For the US flights out of the UK, however, no hand baggage at all is allowed. The only exception here is one clear plastic bag with your travel documents, wallet, and keys, as well as the minimum quantity of prescription medicine (non-liquid) and hygiene items needed for the trip. That's it. No exceptions. You could buy non-liquids after passing through security and get them on the plane, provided you had the receipt. So, everyone in the waiting area was on page one of their book.

Now as someone travelling with N>>1 children, and used to shlepping several heavy bags containing: tallis & tefillin, laptop computer, cameras, food for the trip, entertainment for the children, changes of clothing for the little ones, this was a little daunting. But, like the restrictions imposed by keeping Torah, it was actually quite liberating and enlightening.

For one thing, there was little chance we'd forget anything on the plane. Disembarkation was faster since there was nothing for anyone else to pick up either. And it was great for working on your bitachon (trust in G-d). Would the airplane have kosher meals on board? Would your stuff survive the trip in the hold? Would the children drive you crazy? Or even sit in their seats without bribes?

For us it worked out just fine, but I can imagine any series of possible disasters, especially if we'd had to make a connecting flight. Still, I'll have to give some serious thought to how much to take on board next time.

Return from the mysterious east

The absence of postings over the past three weeks has not been due to a lack of material, but more a lack of easy internet access while travelling abroad. We've been visiting various places located between 52 and 53 degrees North latitude and 1 degree East and 5 degrees West longitude and I have several new observations to post.
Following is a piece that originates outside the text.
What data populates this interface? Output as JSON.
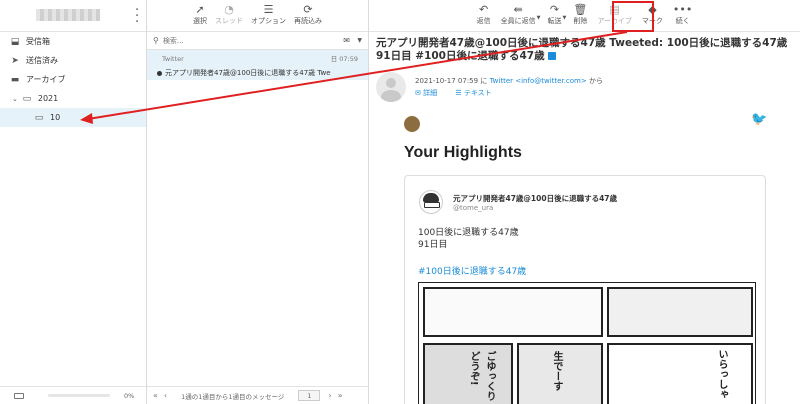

I'll try and dole these out over the next few days as I get back into a more routine schedule.